_PROBLEM STATEMENT:_
Only the lines holding "Total" are wanted; find them in the listing and return each one.
^^^^^^^^^^^^^^^^
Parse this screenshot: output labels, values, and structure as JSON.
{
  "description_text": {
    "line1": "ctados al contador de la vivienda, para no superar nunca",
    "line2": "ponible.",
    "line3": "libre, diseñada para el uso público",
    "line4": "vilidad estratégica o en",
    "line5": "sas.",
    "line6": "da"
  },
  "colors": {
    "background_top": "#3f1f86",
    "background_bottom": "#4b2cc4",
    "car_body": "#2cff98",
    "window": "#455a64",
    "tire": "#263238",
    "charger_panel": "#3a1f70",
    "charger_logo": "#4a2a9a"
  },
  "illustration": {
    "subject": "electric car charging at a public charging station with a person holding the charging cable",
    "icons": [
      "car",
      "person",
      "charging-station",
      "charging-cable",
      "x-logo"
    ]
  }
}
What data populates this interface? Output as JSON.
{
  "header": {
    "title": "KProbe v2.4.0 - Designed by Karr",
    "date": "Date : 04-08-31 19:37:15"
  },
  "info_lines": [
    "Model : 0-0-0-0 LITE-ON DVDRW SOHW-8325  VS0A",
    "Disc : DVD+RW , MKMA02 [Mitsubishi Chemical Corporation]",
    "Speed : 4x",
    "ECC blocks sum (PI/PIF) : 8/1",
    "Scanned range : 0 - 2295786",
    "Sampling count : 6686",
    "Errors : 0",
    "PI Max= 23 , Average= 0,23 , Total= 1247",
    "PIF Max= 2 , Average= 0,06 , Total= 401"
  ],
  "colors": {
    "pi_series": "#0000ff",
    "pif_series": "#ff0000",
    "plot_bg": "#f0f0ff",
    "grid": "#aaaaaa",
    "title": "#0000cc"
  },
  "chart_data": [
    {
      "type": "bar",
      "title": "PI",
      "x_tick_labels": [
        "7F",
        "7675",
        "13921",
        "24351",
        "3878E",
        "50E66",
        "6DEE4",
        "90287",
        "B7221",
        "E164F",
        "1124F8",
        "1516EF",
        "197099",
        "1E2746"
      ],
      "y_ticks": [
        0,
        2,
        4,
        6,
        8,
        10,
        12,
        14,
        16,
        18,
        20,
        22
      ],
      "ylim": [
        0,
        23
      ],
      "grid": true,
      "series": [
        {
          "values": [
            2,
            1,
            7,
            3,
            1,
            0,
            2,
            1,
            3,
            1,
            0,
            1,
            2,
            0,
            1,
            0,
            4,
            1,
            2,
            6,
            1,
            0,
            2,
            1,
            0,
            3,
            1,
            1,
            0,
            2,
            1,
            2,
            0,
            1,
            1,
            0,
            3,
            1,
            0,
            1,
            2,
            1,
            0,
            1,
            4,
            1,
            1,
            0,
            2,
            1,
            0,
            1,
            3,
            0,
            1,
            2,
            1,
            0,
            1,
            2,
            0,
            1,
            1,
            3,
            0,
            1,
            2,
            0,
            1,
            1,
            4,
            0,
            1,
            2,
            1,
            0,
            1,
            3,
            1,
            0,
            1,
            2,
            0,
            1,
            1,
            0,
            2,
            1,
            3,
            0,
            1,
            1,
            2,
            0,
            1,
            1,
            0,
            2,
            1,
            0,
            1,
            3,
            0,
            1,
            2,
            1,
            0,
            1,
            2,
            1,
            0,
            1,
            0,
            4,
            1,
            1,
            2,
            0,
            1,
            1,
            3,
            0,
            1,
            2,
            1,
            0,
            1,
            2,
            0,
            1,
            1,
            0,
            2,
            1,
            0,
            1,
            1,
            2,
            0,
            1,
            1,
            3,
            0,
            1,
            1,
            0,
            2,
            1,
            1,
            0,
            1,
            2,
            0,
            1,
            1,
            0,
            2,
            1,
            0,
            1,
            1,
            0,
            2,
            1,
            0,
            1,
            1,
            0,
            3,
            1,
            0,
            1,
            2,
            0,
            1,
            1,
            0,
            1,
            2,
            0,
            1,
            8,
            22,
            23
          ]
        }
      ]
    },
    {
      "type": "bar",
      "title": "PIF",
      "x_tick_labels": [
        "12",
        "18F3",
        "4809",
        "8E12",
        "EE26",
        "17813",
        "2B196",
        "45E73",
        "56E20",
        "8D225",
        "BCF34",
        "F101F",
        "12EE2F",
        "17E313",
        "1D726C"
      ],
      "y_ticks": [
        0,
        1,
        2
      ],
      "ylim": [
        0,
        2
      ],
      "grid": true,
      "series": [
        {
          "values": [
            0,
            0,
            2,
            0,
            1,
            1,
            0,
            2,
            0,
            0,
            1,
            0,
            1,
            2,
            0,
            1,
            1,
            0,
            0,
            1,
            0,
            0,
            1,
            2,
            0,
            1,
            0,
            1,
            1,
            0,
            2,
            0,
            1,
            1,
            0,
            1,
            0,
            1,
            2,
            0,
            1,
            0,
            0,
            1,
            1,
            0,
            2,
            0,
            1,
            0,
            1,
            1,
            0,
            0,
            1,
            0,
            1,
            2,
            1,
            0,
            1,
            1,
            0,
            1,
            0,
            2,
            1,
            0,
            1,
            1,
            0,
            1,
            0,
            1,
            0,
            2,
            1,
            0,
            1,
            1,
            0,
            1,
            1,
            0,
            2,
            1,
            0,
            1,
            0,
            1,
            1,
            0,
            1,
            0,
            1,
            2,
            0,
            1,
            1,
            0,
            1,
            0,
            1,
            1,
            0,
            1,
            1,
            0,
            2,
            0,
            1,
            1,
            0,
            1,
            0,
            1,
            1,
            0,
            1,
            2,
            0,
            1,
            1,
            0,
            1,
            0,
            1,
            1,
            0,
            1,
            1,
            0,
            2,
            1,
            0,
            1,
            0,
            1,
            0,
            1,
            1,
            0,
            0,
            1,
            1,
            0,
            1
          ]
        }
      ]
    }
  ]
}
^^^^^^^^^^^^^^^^
_WRITTEN REPLY:_
    "PI Max= 23 , Average= 0,23 , Total= 1247",
    "PIF Max= 2 , Average= 0,06 , Total= 401"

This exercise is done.